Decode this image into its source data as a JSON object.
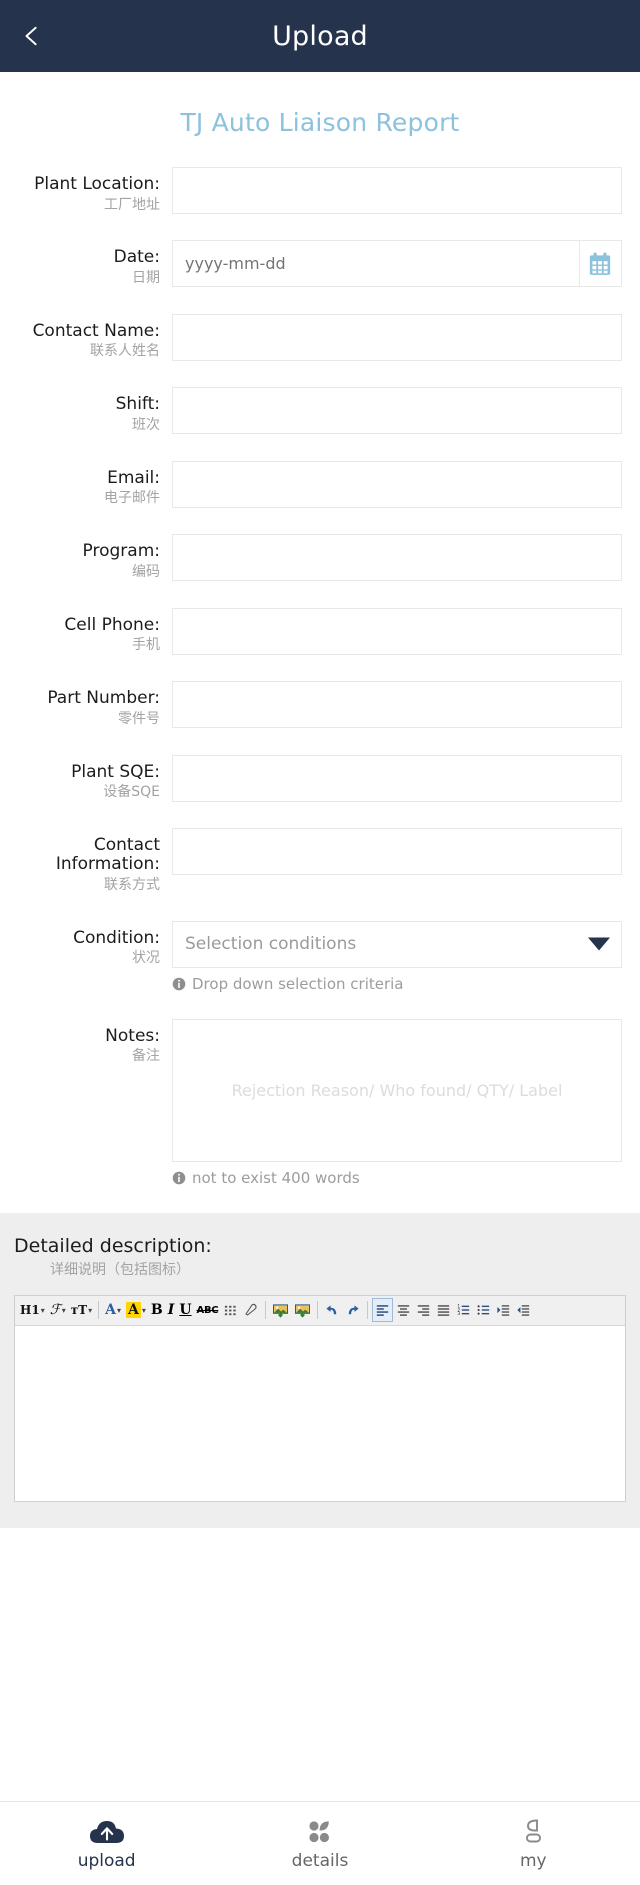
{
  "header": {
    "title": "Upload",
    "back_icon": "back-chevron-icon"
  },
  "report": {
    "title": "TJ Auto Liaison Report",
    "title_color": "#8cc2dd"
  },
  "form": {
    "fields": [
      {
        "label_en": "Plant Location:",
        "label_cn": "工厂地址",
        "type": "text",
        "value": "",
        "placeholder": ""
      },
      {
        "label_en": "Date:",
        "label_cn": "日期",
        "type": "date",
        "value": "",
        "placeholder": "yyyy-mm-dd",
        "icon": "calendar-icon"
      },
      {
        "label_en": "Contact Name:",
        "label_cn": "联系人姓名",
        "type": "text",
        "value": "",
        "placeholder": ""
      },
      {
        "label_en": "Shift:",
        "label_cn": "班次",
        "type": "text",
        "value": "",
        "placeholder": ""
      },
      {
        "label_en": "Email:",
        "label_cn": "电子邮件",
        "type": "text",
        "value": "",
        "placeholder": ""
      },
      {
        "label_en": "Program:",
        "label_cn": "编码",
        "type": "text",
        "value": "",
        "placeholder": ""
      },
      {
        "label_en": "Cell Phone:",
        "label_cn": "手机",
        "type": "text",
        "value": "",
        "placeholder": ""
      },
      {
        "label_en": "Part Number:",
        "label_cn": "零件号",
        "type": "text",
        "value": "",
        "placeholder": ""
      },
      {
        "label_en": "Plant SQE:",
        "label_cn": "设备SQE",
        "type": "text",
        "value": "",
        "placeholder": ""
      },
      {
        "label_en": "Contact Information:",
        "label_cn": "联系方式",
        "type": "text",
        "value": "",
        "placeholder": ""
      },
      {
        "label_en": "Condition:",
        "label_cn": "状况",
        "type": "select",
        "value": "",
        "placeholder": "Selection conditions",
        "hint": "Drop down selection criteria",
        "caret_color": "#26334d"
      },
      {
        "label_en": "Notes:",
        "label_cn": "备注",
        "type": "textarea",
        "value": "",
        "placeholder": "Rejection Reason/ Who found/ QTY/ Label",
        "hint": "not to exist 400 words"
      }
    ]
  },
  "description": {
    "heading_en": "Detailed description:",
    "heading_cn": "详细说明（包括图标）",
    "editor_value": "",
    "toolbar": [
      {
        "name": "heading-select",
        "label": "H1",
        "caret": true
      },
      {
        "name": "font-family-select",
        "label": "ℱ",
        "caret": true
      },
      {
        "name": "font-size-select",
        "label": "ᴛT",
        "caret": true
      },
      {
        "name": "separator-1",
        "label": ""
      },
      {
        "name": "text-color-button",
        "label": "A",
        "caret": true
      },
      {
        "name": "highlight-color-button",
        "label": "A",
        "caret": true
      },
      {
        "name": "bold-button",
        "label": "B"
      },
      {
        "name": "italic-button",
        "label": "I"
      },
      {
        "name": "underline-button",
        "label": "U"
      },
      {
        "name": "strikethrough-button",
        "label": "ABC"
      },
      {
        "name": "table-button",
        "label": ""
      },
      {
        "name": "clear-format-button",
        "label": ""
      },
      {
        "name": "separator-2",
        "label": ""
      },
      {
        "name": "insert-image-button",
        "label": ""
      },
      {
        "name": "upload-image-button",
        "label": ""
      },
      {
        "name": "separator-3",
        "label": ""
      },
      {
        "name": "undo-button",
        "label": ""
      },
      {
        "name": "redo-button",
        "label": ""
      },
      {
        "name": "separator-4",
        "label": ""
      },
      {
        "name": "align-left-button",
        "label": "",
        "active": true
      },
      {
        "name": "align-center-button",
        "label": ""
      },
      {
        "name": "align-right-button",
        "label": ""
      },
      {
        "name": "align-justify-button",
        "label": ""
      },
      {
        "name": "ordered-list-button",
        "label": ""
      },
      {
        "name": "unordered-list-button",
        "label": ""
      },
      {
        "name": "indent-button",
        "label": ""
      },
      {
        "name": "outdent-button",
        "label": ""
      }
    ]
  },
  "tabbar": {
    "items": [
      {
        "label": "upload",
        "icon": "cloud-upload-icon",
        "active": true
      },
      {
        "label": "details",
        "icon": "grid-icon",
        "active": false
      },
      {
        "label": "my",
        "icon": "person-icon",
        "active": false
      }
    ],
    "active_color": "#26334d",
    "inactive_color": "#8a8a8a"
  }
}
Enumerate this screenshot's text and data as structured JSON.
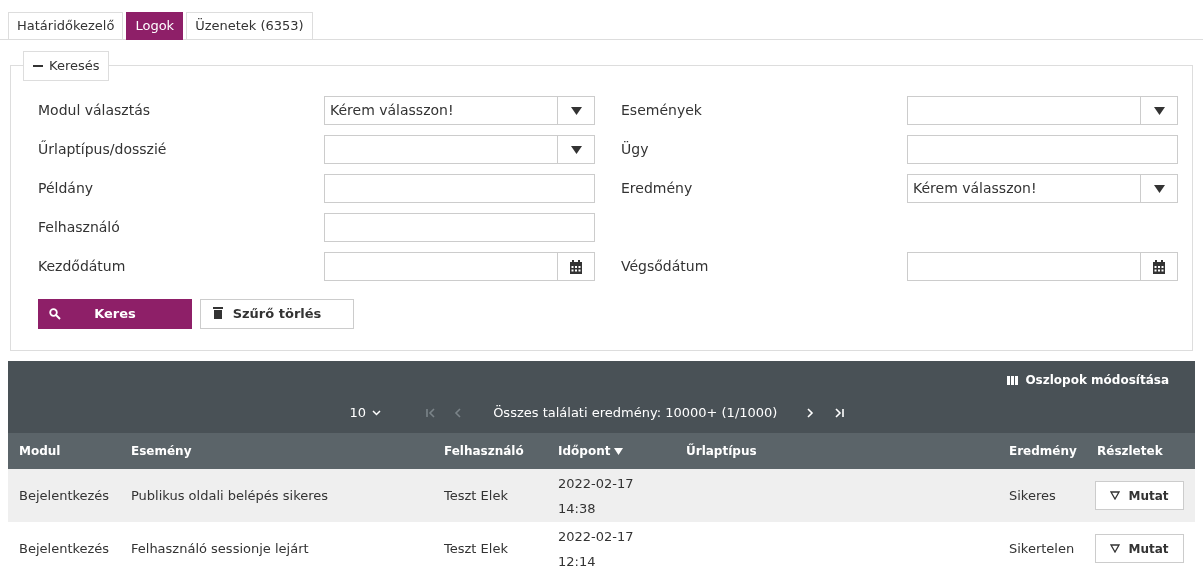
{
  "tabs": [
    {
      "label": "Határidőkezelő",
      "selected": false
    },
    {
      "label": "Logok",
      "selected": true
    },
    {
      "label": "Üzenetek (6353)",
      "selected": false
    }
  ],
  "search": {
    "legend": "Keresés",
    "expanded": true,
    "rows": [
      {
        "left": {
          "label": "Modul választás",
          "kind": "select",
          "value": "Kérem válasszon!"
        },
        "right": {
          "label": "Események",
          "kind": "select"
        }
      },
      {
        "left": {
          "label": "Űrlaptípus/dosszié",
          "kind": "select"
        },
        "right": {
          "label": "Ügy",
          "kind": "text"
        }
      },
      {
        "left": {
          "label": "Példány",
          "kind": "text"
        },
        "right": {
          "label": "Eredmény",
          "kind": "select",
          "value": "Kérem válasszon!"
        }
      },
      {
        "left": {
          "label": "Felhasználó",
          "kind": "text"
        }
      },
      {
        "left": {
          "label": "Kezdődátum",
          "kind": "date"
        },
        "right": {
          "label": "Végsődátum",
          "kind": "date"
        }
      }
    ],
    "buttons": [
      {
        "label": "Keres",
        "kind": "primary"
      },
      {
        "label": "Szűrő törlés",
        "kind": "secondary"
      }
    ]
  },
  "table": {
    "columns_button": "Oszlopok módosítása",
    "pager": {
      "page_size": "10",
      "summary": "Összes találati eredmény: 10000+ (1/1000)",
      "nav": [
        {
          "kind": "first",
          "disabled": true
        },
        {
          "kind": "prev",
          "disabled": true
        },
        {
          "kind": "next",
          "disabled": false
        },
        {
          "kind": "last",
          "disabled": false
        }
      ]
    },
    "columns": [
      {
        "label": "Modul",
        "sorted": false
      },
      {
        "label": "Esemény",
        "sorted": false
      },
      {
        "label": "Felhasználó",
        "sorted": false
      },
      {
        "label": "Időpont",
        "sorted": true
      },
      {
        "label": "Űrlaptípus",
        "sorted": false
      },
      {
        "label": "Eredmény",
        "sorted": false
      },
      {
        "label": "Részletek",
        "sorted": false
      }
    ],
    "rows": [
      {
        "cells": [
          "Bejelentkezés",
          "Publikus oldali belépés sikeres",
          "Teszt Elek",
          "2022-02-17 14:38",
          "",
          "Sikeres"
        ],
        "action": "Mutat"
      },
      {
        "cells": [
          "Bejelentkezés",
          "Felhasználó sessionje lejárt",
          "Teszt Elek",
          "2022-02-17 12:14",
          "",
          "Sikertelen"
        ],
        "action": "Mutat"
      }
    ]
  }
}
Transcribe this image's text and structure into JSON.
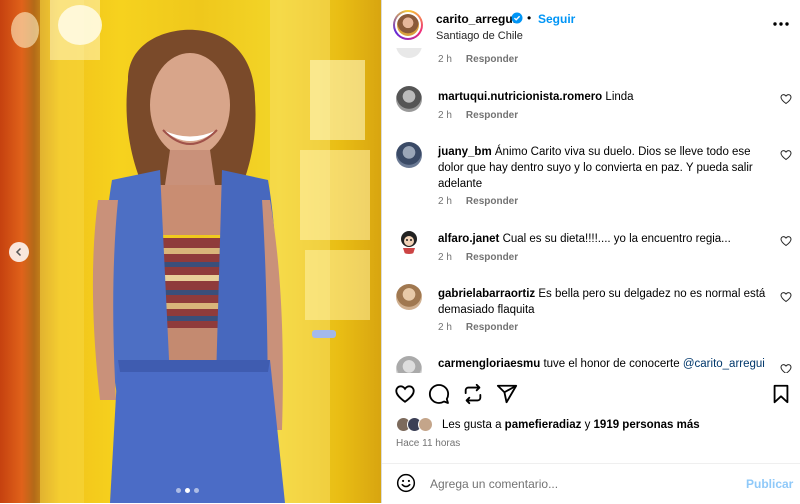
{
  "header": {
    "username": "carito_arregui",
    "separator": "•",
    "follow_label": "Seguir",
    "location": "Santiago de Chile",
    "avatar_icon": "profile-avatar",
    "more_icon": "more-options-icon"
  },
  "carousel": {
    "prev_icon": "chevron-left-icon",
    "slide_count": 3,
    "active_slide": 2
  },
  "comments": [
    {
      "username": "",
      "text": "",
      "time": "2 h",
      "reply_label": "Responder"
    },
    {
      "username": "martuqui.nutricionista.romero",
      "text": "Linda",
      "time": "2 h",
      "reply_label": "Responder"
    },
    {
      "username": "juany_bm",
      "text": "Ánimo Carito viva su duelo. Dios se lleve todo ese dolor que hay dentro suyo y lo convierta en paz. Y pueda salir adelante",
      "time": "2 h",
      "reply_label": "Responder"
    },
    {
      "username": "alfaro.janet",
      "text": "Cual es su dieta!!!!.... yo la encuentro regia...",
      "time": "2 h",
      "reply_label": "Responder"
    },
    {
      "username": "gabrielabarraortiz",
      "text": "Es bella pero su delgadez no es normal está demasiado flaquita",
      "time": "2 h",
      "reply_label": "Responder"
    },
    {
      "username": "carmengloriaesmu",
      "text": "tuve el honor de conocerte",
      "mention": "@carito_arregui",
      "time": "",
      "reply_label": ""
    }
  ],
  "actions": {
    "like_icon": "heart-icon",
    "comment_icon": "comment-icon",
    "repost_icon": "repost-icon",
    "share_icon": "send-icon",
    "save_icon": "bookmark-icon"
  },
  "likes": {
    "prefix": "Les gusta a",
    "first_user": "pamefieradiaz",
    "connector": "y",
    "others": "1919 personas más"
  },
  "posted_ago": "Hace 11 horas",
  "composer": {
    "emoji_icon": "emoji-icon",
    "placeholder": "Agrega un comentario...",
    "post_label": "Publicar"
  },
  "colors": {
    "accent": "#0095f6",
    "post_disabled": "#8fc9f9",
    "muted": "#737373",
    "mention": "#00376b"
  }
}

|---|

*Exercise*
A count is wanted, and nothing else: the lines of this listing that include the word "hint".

*Task response*
2